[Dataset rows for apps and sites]
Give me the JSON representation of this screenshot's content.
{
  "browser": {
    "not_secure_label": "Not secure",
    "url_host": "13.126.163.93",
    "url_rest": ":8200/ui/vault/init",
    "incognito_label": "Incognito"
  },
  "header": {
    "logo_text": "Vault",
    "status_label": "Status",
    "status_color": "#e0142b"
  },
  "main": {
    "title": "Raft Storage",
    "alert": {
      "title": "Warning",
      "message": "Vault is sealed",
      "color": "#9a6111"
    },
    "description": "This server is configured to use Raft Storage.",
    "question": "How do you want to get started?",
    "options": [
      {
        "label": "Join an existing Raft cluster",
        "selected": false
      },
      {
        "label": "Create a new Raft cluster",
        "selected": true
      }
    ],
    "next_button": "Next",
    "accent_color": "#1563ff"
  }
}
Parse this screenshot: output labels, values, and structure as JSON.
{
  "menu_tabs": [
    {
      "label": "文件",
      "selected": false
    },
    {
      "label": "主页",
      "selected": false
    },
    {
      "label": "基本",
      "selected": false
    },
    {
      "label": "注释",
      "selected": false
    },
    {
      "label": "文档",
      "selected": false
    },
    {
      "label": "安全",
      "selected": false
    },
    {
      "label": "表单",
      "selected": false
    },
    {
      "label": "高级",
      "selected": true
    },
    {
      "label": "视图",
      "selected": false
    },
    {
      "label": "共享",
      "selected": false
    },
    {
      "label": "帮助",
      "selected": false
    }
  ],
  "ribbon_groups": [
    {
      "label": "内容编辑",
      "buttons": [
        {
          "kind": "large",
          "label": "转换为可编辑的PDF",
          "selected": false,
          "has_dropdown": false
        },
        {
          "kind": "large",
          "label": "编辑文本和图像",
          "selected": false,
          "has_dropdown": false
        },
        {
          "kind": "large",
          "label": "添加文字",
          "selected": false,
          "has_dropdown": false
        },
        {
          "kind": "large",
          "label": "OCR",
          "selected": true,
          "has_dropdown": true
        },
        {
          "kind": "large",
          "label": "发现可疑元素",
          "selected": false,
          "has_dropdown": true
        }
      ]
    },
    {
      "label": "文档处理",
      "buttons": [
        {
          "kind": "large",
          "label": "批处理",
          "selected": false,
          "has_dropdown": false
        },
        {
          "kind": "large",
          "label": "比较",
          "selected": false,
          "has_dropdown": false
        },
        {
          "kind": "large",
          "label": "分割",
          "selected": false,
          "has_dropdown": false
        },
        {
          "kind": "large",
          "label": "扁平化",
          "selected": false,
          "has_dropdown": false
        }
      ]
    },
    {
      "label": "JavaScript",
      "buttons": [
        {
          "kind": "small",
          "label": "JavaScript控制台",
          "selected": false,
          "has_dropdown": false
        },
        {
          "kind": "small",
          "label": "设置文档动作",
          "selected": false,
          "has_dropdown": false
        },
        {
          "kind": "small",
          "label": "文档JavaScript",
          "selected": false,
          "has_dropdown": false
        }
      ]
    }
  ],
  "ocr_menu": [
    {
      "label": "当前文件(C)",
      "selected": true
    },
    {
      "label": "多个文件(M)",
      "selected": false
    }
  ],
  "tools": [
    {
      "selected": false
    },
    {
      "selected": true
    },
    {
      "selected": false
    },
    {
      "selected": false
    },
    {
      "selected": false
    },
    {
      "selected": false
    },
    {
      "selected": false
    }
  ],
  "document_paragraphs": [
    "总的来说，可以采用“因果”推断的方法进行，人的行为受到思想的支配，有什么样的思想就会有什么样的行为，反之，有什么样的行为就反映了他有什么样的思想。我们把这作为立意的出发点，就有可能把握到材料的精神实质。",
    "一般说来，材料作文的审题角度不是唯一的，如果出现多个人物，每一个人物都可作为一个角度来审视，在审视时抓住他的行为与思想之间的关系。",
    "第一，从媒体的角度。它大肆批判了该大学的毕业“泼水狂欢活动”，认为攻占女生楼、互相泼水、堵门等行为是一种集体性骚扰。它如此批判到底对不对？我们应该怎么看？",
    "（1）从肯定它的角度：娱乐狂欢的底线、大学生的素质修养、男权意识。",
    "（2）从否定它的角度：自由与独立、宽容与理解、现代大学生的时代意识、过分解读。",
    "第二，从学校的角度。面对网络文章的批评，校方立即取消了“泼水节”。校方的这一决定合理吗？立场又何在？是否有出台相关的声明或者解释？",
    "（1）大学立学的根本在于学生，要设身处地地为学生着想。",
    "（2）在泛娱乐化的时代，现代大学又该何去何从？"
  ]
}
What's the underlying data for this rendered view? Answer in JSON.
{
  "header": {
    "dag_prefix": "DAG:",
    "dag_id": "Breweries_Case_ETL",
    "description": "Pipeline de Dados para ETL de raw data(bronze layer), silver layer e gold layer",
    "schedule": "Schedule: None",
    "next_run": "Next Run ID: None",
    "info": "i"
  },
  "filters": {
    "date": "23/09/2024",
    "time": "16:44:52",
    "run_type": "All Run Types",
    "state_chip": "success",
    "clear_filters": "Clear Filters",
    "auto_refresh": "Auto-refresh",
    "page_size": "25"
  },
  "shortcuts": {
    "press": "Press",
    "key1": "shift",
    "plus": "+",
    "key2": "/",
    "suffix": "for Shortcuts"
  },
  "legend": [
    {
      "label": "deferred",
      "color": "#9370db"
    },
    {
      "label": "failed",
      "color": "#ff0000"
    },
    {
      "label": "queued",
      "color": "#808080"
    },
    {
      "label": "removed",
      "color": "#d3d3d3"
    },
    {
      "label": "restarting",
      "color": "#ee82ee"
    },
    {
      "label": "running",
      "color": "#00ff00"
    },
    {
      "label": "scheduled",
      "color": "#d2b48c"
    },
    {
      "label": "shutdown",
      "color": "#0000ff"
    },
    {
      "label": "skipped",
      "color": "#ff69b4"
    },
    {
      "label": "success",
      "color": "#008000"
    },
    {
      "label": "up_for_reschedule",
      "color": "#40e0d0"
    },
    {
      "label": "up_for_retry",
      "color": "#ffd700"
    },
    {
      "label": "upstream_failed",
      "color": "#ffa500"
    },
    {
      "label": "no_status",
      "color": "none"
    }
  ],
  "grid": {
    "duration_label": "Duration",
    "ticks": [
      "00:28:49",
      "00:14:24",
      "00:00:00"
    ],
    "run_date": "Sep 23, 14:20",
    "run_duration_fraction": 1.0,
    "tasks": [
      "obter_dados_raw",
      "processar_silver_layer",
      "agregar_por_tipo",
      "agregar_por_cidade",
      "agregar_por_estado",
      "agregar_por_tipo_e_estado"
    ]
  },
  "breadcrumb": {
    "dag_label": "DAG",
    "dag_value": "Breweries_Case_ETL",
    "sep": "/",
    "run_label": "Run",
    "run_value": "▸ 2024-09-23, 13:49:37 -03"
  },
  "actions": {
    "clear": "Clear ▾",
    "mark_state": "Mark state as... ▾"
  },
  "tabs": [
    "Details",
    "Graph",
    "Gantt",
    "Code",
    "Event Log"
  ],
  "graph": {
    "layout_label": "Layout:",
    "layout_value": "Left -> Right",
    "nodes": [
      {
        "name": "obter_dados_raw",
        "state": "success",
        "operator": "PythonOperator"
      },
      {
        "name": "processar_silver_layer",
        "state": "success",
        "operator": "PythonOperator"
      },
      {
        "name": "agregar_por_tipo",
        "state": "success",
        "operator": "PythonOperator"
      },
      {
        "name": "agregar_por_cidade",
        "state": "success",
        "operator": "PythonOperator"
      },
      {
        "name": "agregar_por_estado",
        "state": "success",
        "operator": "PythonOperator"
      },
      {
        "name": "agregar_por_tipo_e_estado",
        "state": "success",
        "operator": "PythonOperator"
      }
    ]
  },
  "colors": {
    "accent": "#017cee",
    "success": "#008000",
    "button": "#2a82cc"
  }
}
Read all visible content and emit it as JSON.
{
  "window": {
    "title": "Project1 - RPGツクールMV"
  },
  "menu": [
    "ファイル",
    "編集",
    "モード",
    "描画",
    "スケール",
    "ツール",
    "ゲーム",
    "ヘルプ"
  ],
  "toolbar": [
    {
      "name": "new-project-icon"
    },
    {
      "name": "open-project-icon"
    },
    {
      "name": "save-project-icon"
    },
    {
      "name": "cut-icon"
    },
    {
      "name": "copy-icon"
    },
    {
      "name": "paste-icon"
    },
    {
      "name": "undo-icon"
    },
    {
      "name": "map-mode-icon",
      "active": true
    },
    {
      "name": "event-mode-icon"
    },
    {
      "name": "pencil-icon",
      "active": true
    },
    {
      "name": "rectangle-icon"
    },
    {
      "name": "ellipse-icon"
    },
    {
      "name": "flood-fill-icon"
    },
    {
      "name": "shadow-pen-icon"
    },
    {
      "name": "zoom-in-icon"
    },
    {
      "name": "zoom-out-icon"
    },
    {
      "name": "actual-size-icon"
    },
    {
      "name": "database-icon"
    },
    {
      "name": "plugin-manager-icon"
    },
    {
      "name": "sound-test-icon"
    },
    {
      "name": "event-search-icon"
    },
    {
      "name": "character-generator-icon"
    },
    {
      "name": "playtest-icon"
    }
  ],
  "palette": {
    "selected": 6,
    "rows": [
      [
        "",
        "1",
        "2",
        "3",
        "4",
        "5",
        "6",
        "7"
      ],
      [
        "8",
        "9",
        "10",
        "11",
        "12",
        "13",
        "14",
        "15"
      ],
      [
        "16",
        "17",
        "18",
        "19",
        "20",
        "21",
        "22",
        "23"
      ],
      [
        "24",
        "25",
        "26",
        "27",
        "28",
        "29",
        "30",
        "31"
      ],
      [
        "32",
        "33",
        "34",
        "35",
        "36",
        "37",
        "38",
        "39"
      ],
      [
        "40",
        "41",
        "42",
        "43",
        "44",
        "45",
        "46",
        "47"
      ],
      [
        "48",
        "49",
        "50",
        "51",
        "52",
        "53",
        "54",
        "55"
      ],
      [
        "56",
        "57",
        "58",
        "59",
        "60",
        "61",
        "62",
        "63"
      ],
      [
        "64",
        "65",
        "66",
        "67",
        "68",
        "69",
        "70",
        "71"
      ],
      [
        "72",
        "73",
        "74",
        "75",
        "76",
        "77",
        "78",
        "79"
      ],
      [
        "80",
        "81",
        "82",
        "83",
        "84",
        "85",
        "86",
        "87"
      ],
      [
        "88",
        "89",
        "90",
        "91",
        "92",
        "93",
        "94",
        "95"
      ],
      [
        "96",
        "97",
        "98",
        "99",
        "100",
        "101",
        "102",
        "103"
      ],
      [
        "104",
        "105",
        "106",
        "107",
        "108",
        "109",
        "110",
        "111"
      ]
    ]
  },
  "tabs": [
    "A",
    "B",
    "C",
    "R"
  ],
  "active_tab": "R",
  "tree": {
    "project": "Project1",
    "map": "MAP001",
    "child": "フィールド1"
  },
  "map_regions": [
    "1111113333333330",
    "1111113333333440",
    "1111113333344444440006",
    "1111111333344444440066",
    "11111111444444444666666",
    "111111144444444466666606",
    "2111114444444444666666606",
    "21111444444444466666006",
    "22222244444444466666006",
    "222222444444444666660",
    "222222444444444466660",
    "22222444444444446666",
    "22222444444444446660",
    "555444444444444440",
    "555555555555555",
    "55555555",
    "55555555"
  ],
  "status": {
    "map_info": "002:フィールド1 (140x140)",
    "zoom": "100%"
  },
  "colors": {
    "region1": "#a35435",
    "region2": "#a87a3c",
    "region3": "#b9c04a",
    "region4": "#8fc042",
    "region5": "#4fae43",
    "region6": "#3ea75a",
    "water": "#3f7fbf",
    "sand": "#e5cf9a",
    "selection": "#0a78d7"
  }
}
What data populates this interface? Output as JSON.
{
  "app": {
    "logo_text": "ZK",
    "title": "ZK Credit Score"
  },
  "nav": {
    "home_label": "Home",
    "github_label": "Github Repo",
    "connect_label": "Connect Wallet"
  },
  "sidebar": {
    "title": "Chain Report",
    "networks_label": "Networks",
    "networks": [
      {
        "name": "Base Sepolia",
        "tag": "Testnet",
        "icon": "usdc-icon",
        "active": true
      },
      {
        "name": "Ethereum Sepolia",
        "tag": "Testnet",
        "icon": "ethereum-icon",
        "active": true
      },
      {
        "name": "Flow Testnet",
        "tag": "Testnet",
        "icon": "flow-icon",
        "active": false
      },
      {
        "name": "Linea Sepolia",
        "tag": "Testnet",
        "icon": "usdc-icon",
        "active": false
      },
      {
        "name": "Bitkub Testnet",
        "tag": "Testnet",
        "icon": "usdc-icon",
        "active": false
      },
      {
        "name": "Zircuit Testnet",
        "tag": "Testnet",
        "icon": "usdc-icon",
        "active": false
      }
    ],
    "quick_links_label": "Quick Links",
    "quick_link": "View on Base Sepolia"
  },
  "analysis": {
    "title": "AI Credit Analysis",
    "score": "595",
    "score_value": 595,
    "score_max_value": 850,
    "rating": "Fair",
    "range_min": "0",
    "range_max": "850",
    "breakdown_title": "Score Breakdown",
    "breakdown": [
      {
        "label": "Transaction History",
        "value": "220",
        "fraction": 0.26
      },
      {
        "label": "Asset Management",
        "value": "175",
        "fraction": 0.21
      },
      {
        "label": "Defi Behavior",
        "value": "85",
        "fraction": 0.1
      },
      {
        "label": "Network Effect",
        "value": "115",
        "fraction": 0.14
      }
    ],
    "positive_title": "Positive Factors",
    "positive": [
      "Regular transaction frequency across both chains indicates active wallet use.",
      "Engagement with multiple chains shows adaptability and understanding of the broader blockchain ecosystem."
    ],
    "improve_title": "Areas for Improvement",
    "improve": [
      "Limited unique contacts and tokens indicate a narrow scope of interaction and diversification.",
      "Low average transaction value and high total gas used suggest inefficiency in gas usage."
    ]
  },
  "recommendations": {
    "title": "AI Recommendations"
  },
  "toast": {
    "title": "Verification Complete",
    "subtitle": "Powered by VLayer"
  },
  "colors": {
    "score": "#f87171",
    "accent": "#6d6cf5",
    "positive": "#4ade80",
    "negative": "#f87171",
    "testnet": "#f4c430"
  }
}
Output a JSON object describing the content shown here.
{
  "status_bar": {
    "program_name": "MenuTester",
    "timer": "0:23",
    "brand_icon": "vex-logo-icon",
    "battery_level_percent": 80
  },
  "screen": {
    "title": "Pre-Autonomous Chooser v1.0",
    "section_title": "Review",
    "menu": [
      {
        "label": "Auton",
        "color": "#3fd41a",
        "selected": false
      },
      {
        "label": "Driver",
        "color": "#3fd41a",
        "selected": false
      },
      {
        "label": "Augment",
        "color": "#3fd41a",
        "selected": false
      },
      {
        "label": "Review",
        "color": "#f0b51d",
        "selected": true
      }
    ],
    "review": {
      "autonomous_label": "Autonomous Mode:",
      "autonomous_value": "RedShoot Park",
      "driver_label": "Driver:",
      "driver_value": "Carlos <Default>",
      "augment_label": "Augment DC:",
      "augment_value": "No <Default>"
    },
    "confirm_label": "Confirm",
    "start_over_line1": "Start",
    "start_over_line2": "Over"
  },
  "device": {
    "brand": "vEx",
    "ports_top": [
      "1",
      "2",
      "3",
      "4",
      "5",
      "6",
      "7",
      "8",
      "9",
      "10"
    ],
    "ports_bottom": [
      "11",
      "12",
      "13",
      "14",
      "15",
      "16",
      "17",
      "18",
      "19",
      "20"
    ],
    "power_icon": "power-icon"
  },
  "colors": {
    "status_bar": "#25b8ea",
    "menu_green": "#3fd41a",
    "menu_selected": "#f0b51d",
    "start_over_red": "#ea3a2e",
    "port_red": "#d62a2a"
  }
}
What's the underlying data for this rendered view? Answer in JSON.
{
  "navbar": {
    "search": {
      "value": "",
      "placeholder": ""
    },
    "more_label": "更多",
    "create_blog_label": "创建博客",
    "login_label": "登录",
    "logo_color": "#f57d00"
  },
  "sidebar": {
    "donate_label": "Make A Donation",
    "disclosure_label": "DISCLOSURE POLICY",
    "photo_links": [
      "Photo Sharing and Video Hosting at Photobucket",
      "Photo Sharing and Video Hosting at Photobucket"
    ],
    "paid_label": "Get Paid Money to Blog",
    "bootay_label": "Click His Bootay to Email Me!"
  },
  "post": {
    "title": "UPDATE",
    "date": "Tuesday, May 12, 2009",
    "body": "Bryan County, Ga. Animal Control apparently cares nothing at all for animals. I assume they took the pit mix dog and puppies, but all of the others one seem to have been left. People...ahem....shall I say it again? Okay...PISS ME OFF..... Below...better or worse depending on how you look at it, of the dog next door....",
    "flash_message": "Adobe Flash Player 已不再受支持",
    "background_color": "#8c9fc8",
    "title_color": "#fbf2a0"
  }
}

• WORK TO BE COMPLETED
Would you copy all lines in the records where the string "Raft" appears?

• YOUR SOLUTION
    "title": "Raft Storage",
    "description": "This server is configured to use Raft Storage.",
        "label": "Join an existing Raft cluster",
        "label": "Create a new Raft cluster",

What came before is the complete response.